Mayo Clinic emphasizes a team approach to care. Many health care professionals work together to determine the most appropriate treatment, tailored to your needs. Doctors trained in ENT, plastic surgery, hematology and oncology, and radiation oncology work with other specialists, as needed.
For appointments or more information, call the Central Appointment Office at 904-953-0853 8 a.m. to 5 p.m. Eastern time, Monday through Friday or complete an online appointment request form.
- U.S. Patients
- International Patients
Mayo Clinic emphasizes a team approach to care. Many health care professionals work together to determine the most appropriate treatment, tailored to your needs. Doctors trained in ENT, oral and maxillofacial surgery, plastic surgery, medical oncology, and radiation oncology work with other specialists, as needed.

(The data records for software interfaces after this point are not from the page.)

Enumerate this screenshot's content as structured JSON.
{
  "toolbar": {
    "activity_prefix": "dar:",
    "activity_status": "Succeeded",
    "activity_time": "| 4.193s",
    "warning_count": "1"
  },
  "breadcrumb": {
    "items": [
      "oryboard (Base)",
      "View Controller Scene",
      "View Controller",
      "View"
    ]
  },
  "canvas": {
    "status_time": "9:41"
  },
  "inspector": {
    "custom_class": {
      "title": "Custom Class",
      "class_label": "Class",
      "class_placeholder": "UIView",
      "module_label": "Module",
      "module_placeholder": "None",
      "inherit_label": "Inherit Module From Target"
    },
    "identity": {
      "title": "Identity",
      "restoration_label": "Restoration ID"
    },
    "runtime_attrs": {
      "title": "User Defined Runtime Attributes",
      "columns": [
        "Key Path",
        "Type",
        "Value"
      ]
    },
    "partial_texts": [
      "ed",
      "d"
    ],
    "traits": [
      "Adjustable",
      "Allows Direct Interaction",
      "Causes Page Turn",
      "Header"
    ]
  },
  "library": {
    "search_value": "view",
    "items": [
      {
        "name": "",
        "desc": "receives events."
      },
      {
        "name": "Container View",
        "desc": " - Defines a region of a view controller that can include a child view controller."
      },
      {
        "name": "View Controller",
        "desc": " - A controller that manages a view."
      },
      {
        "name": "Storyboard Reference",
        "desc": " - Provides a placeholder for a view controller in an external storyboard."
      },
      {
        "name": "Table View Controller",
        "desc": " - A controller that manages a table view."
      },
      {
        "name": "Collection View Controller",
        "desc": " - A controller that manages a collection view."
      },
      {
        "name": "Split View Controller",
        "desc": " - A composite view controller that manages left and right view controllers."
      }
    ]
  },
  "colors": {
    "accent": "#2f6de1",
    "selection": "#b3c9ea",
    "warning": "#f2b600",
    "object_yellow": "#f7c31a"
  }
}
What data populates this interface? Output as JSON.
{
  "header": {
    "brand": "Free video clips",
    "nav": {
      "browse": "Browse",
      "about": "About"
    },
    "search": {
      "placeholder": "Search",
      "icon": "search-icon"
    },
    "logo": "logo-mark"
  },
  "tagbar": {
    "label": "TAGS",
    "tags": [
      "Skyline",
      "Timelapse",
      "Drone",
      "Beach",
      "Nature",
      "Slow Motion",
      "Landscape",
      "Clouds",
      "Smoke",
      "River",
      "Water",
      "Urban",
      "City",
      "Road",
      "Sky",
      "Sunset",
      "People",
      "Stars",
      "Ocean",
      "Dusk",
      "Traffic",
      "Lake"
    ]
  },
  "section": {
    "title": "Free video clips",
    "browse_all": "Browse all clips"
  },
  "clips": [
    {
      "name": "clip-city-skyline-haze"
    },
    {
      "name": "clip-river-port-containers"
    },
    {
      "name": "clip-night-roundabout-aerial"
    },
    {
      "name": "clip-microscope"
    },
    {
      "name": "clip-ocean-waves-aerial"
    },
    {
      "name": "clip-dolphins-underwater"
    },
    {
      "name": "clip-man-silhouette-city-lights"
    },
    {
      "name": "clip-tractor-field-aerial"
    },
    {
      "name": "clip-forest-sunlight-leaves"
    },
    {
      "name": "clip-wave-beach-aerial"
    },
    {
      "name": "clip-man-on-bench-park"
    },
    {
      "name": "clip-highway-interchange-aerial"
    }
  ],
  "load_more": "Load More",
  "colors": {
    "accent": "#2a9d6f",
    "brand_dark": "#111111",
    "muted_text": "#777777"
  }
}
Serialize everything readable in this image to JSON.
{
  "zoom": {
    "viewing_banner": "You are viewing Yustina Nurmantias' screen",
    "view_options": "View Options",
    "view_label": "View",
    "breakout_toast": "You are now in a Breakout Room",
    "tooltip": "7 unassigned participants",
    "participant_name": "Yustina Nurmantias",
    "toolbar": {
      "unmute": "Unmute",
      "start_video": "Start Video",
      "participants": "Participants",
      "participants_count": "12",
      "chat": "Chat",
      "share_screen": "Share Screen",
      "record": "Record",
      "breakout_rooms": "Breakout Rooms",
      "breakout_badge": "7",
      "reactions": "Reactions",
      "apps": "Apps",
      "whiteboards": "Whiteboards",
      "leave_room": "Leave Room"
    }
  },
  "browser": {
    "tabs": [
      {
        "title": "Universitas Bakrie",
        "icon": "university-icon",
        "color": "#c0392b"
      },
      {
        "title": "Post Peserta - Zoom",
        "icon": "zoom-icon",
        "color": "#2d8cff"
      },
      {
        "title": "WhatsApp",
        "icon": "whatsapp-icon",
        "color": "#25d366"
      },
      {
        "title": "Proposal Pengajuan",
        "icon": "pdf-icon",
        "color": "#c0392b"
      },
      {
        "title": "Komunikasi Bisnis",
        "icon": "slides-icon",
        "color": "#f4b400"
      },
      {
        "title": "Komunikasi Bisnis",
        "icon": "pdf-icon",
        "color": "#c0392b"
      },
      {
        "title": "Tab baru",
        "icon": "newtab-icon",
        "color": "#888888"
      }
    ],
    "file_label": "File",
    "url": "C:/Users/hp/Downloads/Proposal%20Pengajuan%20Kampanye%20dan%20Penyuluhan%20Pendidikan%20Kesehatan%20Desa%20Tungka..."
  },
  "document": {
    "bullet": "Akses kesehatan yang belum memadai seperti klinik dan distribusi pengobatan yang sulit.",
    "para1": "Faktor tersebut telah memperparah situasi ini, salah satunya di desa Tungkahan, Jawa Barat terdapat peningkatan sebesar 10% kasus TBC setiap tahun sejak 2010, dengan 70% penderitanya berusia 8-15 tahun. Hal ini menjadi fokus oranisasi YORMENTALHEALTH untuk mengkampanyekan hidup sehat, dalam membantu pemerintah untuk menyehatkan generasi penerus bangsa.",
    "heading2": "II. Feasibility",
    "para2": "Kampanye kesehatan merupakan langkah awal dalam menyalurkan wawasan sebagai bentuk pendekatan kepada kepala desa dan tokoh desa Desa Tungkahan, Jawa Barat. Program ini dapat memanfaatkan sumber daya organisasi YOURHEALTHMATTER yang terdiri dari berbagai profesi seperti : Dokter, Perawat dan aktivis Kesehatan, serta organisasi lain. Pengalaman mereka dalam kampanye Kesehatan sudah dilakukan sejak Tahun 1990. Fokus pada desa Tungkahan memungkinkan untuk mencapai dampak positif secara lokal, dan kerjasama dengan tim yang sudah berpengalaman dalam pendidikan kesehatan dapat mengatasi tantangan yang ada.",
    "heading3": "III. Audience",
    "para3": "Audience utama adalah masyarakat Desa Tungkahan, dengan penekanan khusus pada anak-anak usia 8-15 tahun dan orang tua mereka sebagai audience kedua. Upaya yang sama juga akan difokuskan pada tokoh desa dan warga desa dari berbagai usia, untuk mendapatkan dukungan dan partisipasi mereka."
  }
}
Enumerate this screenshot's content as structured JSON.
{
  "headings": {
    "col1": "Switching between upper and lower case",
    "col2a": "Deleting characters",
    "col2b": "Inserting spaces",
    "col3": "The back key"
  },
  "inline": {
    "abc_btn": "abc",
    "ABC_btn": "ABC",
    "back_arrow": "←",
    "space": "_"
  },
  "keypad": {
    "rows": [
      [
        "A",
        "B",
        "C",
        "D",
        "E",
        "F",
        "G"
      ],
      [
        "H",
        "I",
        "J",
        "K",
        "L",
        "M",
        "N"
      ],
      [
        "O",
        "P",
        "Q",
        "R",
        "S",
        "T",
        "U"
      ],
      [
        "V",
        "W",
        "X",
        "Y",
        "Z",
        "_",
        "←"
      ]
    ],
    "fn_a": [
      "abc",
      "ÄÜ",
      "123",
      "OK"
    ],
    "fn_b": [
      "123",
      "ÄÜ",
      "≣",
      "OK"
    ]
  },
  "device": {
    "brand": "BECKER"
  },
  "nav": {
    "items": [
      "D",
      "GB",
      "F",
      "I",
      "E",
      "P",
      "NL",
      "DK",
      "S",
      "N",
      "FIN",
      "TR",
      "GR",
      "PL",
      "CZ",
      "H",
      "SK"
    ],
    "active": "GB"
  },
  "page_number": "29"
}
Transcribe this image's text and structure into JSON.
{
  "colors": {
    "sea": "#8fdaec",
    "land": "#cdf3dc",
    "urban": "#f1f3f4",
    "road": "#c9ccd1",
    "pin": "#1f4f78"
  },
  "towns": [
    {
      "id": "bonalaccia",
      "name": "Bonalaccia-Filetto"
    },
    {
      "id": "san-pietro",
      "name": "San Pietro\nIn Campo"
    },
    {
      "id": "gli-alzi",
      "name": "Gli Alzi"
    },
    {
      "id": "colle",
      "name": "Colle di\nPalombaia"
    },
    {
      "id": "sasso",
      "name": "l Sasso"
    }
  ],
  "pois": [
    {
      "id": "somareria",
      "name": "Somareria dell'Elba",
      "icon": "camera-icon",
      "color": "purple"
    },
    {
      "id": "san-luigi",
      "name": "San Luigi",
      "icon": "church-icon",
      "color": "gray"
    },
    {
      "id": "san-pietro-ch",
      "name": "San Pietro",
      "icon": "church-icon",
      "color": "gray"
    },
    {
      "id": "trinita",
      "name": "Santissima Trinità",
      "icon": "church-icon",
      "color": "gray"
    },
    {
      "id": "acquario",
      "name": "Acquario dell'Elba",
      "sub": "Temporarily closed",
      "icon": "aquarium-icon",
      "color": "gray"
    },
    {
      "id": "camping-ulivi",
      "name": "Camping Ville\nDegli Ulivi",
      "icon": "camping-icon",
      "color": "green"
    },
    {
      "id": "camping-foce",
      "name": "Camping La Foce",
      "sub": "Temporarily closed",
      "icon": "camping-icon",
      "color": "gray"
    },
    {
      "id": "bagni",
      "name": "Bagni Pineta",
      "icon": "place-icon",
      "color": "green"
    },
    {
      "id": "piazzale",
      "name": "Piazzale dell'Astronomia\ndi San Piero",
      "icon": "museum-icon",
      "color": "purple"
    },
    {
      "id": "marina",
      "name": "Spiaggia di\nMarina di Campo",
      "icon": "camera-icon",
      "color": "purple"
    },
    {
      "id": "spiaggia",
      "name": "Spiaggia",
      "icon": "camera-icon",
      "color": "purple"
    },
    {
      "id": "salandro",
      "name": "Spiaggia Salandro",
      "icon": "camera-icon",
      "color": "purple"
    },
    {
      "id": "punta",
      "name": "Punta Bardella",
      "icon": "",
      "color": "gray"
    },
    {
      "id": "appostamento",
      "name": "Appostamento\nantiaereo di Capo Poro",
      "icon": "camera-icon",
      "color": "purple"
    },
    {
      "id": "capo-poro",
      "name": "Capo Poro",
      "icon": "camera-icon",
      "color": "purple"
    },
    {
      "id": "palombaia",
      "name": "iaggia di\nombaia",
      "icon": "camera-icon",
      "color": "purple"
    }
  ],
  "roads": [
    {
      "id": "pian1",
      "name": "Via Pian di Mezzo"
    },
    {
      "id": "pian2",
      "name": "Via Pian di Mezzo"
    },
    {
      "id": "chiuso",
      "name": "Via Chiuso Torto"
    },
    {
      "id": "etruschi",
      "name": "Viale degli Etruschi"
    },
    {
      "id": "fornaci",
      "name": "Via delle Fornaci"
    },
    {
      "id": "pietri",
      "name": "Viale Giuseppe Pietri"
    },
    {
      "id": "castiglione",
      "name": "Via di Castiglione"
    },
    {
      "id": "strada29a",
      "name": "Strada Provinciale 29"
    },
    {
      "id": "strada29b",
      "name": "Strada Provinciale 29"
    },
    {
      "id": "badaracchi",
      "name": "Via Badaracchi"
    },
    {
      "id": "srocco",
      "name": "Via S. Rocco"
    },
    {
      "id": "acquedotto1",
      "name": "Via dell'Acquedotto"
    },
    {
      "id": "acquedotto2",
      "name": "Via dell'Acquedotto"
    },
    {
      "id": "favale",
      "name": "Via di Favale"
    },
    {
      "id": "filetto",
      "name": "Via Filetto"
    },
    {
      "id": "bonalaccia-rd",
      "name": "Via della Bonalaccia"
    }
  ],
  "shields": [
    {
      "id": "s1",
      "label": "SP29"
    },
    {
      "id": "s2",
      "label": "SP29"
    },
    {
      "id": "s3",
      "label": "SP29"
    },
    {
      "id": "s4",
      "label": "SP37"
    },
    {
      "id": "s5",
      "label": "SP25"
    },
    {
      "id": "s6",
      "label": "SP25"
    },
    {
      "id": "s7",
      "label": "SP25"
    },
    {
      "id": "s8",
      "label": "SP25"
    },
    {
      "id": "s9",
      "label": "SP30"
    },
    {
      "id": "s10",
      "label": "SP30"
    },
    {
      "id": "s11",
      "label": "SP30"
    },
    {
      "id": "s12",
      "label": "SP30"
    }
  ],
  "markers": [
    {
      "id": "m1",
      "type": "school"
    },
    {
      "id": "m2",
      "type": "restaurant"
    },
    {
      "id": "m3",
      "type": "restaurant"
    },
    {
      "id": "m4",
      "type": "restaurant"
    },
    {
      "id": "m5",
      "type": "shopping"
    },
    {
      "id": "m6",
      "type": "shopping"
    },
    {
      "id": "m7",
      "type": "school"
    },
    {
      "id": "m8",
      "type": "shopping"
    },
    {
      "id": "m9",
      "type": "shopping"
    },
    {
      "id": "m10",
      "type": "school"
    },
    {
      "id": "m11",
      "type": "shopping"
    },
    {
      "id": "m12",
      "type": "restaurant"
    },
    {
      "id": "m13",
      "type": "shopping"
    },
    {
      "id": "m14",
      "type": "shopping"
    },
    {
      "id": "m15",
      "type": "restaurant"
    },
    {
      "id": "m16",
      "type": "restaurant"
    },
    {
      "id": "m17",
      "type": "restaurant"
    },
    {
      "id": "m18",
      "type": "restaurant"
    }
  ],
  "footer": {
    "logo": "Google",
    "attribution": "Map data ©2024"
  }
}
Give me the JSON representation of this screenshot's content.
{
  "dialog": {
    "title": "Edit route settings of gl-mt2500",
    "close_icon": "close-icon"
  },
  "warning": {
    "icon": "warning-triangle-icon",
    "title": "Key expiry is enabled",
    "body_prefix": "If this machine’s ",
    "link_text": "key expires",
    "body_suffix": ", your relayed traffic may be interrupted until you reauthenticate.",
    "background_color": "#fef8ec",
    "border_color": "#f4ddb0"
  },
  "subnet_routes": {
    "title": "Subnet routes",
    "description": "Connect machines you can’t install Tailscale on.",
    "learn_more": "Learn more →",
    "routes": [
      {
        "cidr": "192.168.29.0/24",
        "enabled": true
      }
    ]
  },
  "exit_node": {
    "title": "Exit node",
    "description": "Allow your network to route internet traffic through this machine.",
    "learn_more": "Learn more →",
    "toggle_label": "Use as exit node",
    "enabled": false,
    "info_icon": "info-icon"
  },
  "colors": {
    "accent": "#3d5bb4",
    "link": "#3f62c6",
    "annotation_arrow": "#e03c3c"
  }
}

If you're trying to stop using tobacco, you can get help through the Nicotine Dependence Center.
For appointments or more information, call the Central Appointment Office at 507-538-3270 7 a.m. to 6 p.m. Central time, Monday through Friday or complete an online appointment request form.
- U.S. Patients
- International Patients
See information on patient services at the three Mayo Clinic locations, including transportation options and lodging.
Mayo Clinic conducts important research related to tumors of the head and neck through the Mayo Clinic Cancer Center. The research program uses a team approach that involves scientists from various disciplines. The program's goals include enhancing quality of life and improving the possibility of a cure.
Read about Mayo Clinic's head and neck surgery research program.
See a list of publications from Mayo Clinic doctors on mouth cancer on PubMed, a service of the National Library of Medicine.
Aug. 19, 2013